    I made friends with a few bloggers – 2 are in my blogroll – very pro-Reagan-Bush-McCain. We assisted together to the victory of Obama .. (we had been fighting quite a lot on many things but also had good reasoning, laughing on topics). I was kind of sorry for them when Obama won. They were really down. I mean we must accept the existence of ‘the other’ also inpolitics, often a religion. Not that this intercourse made me flinch of a millimetre from my convictions ah ah but it gave me much in terms of a …. wider human vision – dialectics is not vain onanism, one by discussion really gets a better knowledge. You probably have fun in the same way with your dear Marxists anarchists or wth they are.

    I have read ‘Slaughterhouse-Five’ (1969)!! How could I not!! In 1969-70 it was one of the TEXTS since my 68 was all stars and stripes. I was sharing this small apt in Trastevere with this sensual intellectual from SF who taught me many things (much older and cultured than me) and surrounded by this incredible bunch of spaced out US expatriates – Vietnam vets, gays, loser artists, I’m repeating myself – I too among them. I found it to be one of the best novels I had read. Btw these people were mainly from Calif but there were persons from Ohio, Kansas, I much appreciated the difference.

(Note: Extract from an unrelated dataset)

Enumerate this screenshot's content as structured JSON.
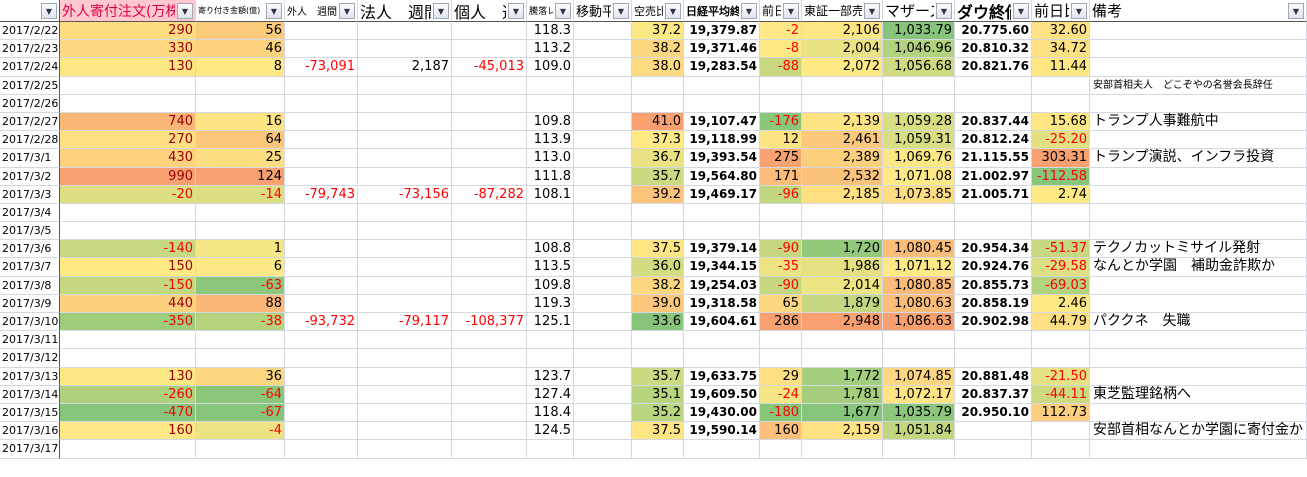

    Now that you remind me of great Kurt, I feel the urge to reread that one and read the rest (his collected essays and letters etc. might be good idea, I often prefer notes to books) His pungent mind is of a kind … and there is the Proustian Recherche factor too lol.

    In ww1 Italy was in a difficult situation. The Piedmontese tough mountain people (extremely intelligent & extremely obtuse) didn’t understand the South at all (or Rome). They saw them as aliens and sub-humans.

    Piedmont – like the Serbians in Yugoslavia – has dominated the country possibly until fascism. In 1946 their power fell to dust since Republicans won the elections and the Crown was abolished. I’m digressing. They sent these South peasants (the same who were figthing in the American underworld, so no pansy people) who didn’t though know what the hell was going on, they were illiterate who still thought the Naples king was ruling them. When they understood – illiterate but quick – there were to die for people equally alien, for a country they didn’t love at all, they tried to run away etc. this is why Carabinieri were put to stop them. Carabinieri are as tough as marines, a bit more stupid, but with tremendous skills for territory checking since they in-between soldiers and cops.

    As for ww2, from what I heard from adults, Americans soldiers were much loved when they came – the British and the Germans never loved – but the US generals were not considered intelligent since – – this is what I have heard by uncles etc. – they tended to bomb ALL of an area before landing troops.
    But Italians, they think they are the most intelligent, especially the more u go to the South. As I said somewhere, everybody everywhere thinks they are gods, and it is just silly blindness.

    I am waiting to read the pagan stuff in Crane.

  4. lichanos says:

    …they tended to bomb ALL of an area before landing troops.

    There is quite a controversial history to the American use of air power in WWII. Of course, the firebombing of Dresden and the pulverization of German cities are the final result of that particular intellectual fad. The idea was that air power could be used surgically to fight and win wars ‘cleanly.’ Obviously, the technology was overrated.

    …a few bloggers…very pro-Reagan-Bush-McCain.

    I find it difficult to locate ‘conservatives’ with whom I can discuss anything rationally. I would like to. You are less close to their particular ideologies, so they don’t ‘push your buttons’ perhaps. The Marxists over at Troutsky – I kinda like them, but I like to tweak them for their dogmatism.

Leave a Reply

Fill in your details below or click an icon to log in: Logo

You are commenting using your account. Log Out /  Change )

Google photo

You are commenting using your Google account. Log Out /  Change )

Twitter picture

You are commenting using your Twitter account. Log Out /  Change )

Facebook photo

You are commenting using your Facebook account. Log Out /  Change )

Connecting to %s

%d bloggers like this: